To support scaling, you must have a solid team with an onboarding system to align employees to your values and goals, and you must ensure your team members are being utilized effectively. Moreover, as a leader, it is important to have trust in your team and empower them to make decisions and take ownership of their work. This will not only create a more positive work environment and team culture but will also allow you to step back and work on the bigger picture, rather than constantly putting out fires and micromanaging.
You need to have systems in place and documented to streamline your operations, and most importantly, your business should not crumble if you completely unplug and go on vacation, or even if you step away from your business entirely.
While business coaches can be a great tool, only companies that are ready to scale will truly benefit. The CEOs have growth mindsets for creating new goals AND they have – or are willing to learn – the leadership skills to back it up. They are supportive of their team while implementing these goals, and most importantly, the entire company isn’t resting on the CEO’s shoulders, or rather – the CEO is willing to let go.
I’ve seen many ‘business coaches’ who do not get great results for their clients. I’ve seen many businesses who have hired a ‘business coach’ to then be no further ahead and instead down a lot of money.
And I say ‘business coach’ as there is zero regulation on the term or industry. Anyone can call themselves a ‘business coach’. In fact, I see many people who have successfully scaled their ONE business then turn around and offer business coaching simply on the reigns that they did it once and know what they’re doing… for their only niche and business plan.
How would that translate to your business? Well, unless you want to exactly replicate what they built… it won’t.
True business coaching is led by the CEO – not taught by the coach.
In other words, a business coach is not a one-size-fits-all solution to every business problem. They can provide guidance, but it is up to the CEO to take action and lead the company towards growth and success. It’s also essential for CEOs to have a clear understanding of what they hope to achieve through coaching. It’s up to the CEO to determine the specific goals and objectives for the coaching sessions. You will need to be truly honest with yourself about how your company is doing, and whether you have the capacity to set additional goals. You need to ask yourself if your business and your team are truly ready to scale in new ways. Without a clear vision, the coaching process may not be as effective as it could be and could leave you more frustrated than you were before.
Leading a business can be challenging when it comes to the pressure of scaling, and keeping up with the fast-paced demand of success.
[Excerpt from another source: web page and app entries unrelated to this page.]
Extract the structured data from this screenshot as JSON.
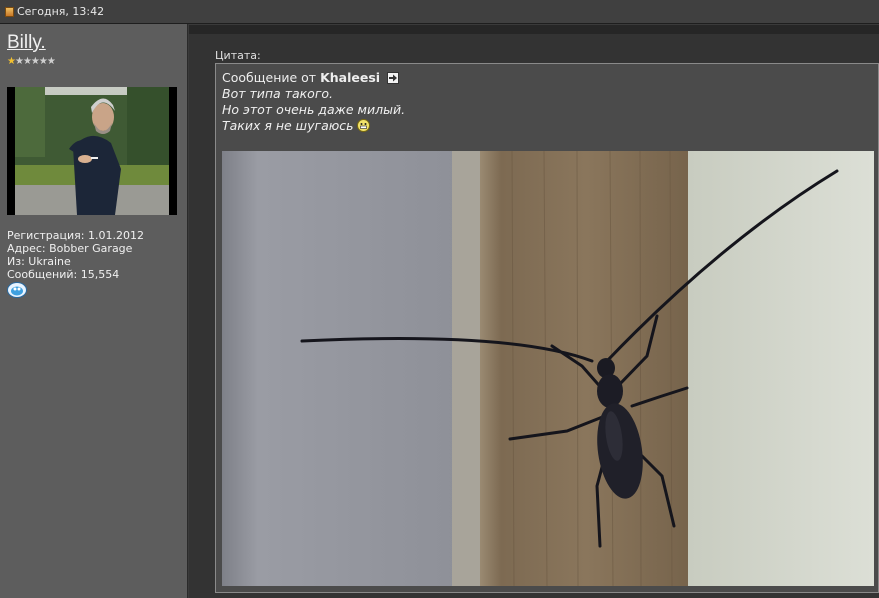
{
  "post": {
    "date": "Сегодня, 13:42"
  },
  "author": {
    "username": "Billy.",
    "stars_total": 6,
    "stars_filled": 1,
    "registration": "Регистрация: 1.01.2012",
    "address": "Адрес: Bobber Garage",
    "from": "Из: Ukraine",
    "messages": "Сообщений: 15,554"
  },
  "quote": {
    "label": "Цитата:",
    "header_prefix": "Сообщение от ",
    "quoted_author": "Khaleesi",
    "lines": [
      "Вот типа такого.",
      "Но этот очень даже милый.",
      "Таких я не шугаюсь"
    ]
  },
  "colors": {
    "star_filled": "#f2c030",
    "star_empty": "#cfcfcf"
  },
  "icons": {
    "post": "post-icon",
    "view_post": "arrow-right-icon",
    "smiley": "grin-smiley-icon",
    "send_message": "message-icon"
  }
}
So from an outside perspective, it seems logical to bring in a business coach for additional guidance.
Business coaching is great when it comes to positive mindsets and developing new goals and strategies. But the truth is, if your business lacks the foundational support needed for scaling, a business coach can be far from helpful. The first step is to examine your operations, systems, and processes and make sure they’re running like clockwork. You also need to ensure your team has the capacity for new goals and that you are supporting them along the way. It’s key to know your business inside and out so the objectives you make through a business coach are effective. And always make sure your business can survive without you should you go on vacation or step away.
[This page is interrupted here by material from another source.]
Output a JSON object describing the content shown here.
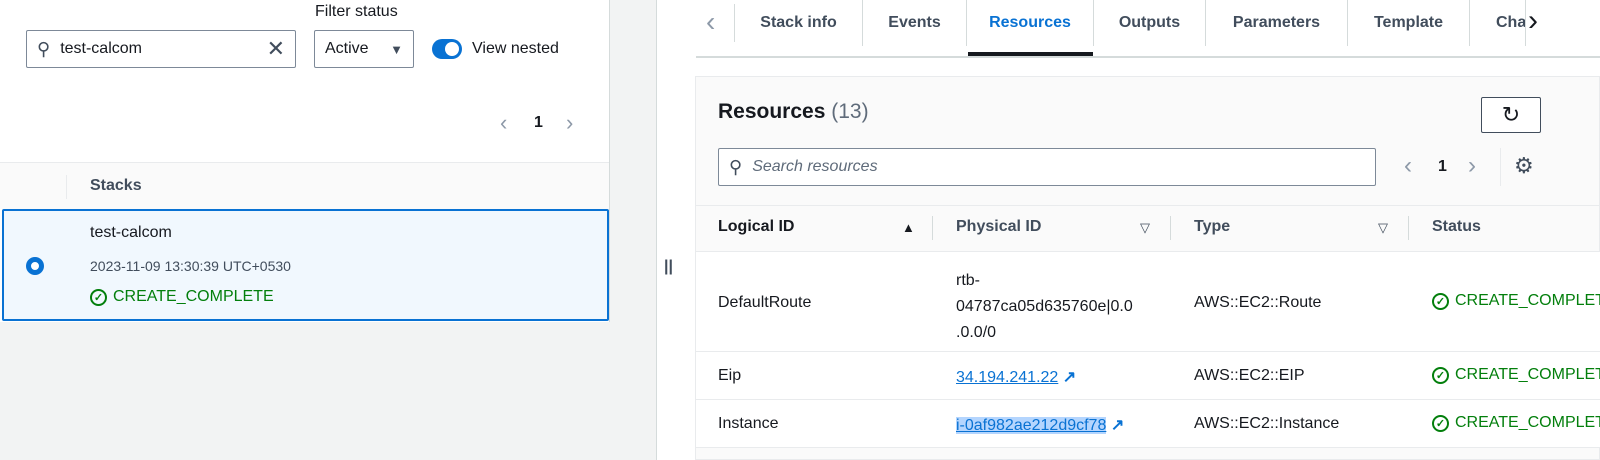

If you’re wondering whether you have a solid foundation and if your business is running as smoothly as it can be, I can help! Reach out to me to find out more!